AN Australian-developed electronic nose, expected to save the food industry millions of dollars will be unveiled at the Australian Institute of Food Science and Technology Inc (AIFST)’s 38th annual convention in Sydney next week.
The world-patented invention developed by former CSIRO /University of New South Wales scientists, now part of private company E-Nose Pty Ltd, can instantly sniff out weak but unpleasant odours, that give offence to others and generate an electronic fingerprint of the strength and quality of the smell.
In operation since early 2003, and building on university funded research over several years before that E-Nose has already been sold to two sewage companies and four abattoirs where its special metal oxide sensor array will monitor emissions continuously and in real-time.

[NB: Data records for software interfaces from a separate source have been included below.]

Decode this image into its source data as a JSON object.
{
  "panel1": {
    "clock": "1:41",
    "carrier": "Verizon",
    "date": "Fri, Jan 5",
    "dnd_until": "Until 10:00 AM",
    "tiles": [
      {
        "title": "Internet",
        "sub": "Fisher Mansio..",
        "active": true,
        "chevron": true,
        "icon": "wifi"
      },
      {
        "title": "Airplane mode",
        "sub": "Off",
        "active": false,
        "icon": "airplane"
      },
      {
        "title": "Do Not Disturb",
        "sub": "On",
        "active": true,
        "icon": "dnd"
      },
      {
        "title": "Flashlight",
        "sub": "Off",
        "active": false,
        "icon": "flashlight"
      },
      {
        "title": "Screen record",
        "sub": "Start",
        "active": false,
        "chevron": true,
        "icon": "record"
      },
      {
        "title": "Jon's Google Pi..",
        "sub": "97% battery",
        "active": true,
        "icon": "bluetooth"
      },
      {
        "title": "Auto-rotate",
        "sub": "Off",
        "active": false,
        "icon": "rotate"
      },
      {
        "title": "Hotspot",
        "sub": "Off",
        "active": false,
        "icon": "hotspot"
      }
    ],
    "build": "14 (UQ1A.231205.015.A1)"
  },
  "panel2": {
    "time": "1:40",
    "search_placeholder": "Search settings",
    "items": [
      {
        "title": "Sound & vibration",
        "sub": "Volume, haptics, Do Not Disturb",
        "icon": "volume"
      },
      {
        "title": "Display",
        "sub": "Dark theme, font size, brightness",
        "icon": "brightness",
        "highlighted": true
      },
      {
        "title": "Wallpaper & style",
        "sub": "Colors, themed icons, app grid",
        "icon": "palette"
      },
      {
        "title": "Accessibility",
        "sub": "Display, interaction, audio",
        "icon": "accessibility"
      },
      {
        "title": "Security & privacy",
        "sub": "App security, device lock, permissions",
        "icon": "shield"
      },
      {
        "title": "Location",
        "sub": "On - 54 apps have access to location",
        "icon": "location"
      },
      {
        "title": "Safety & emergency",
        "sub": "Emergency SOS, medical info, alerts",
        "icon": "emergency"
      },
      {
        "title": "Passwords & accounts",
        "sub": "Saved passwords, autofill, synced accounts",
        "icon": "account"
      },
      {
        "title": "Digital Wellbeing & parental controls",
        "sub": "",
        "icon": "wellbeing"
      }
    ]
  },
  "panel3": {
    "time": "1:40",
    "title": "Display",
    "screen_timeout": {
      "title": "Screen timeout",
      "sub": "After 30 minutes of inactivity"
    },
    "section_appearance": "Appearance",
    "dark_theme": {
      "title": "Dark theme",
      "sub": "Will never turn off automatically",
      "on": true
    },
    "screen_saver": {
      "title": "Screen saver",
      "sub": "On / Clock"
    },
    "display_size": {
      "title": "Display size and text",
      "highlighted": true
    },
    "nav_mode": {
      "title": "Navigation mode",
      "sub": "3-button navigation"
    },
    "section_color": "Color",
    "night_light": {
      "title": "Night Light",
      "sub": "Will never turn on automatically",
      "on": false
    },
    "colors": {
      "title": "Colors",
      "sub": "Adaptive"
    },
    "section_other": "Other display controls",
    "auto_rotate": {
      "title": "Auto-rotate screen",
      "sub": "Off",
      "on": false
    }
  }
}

Using the Internet to report to a factory’s management before the problems reach nuisance levels, it will help avoid environment protection authority complaints and prosecutions, which cost the Australian food industry tens of millions of dollars each year.
E-Nose Director, Dr Graham Bell, a conjoint associate professor at the UNSW School of Medical Sciences, said the new generation E-Nose also had multi-million dollar potential for other noxious industries including oil, metal and mineral refiners.
It is about to be trialed as a diagnostic tool by sheep industry to prevent a range of problems by monitoring the skin odour of live animals. It may also detect minute insecticide particles in meat for export, or detect boar taint – the presence of the male hormone, which affects the taste of pork.
But Dr Bell is most excited about its potential for early diagnosis of human disease by sniffing the breath of patients.
“In the 19th century medical practitioners used their own noses to tell what was wrong with patients: liver diseases made the patient smell fetid, diabetes gave off an acetone smell,” he said.
He is working with Prince of Wales Hospital respiratory physician, Dr Paul Thomas, to help detect early lung cancer that produces a small open sore in soft lung tissue, not seen by x-ray, but which gives off an odour which might be detectable on the breath, early enough to save the patient’s life.
“We’re currently researching this and we’ve got to do it for the sake of the 8000 Australians who die every year because their lung cancer is not discovered while it is treatable. It is not a very popular disease for research funds because 90 per cent of patients are smokers. We are also looking at its potential for diabetes,” he said.
Work on an electronic nose began in the 1980s in United Kingdom, but early models sat unused on laboratory shelves, and later models suffered ‘poisoning’ when their sensors became overloaded by the chemical they were sniffing. Dr Bell said one of the most successful was named Cyrano (after famous French ‘nose’, de Bergerac). His group’s new generation device used fewer, very reliable sensors, and can run in highly variable temperature and humidity. It also includes a predictive alarm system and automatic calibration and cleaning.
The advantage of E-Nose is that it overcomes the time delay in current environmental odour sampling and measurement. Currently air samples are bagged onsite and sent to be assessed by a trained human panel which determines how many times a unit volume of the smelly air has to be diluted before it is no longer detectable – a measure, known as “odour units”.
Dr Bell said that apart from the time and cost to get a result and the fact that the human panel often needed to be re-calibrated by a trainer, E-Nose’s continual monitoring could include a multi-unit network able to provide wide-area or long perimeter monitoring.
“Sampling the environment is like smelling soup…the environment has a range of odours in different concentrations, maybe emissions from other sources, varying meteorological and geographic conditions, so it requires a new generation of electronic nose,” he said.
It was unlikely E-Nose would replace humans entirely, as specialist noses were still unsurpassed in judging the beauty and pleasure of flavour and fragrance. But Dr Bell believes the E-Nose has potential to save lives as well as bring a crucial level of measurement and control to air pollution issues, silencing complaints and saving business and the community much time, money and aggravation.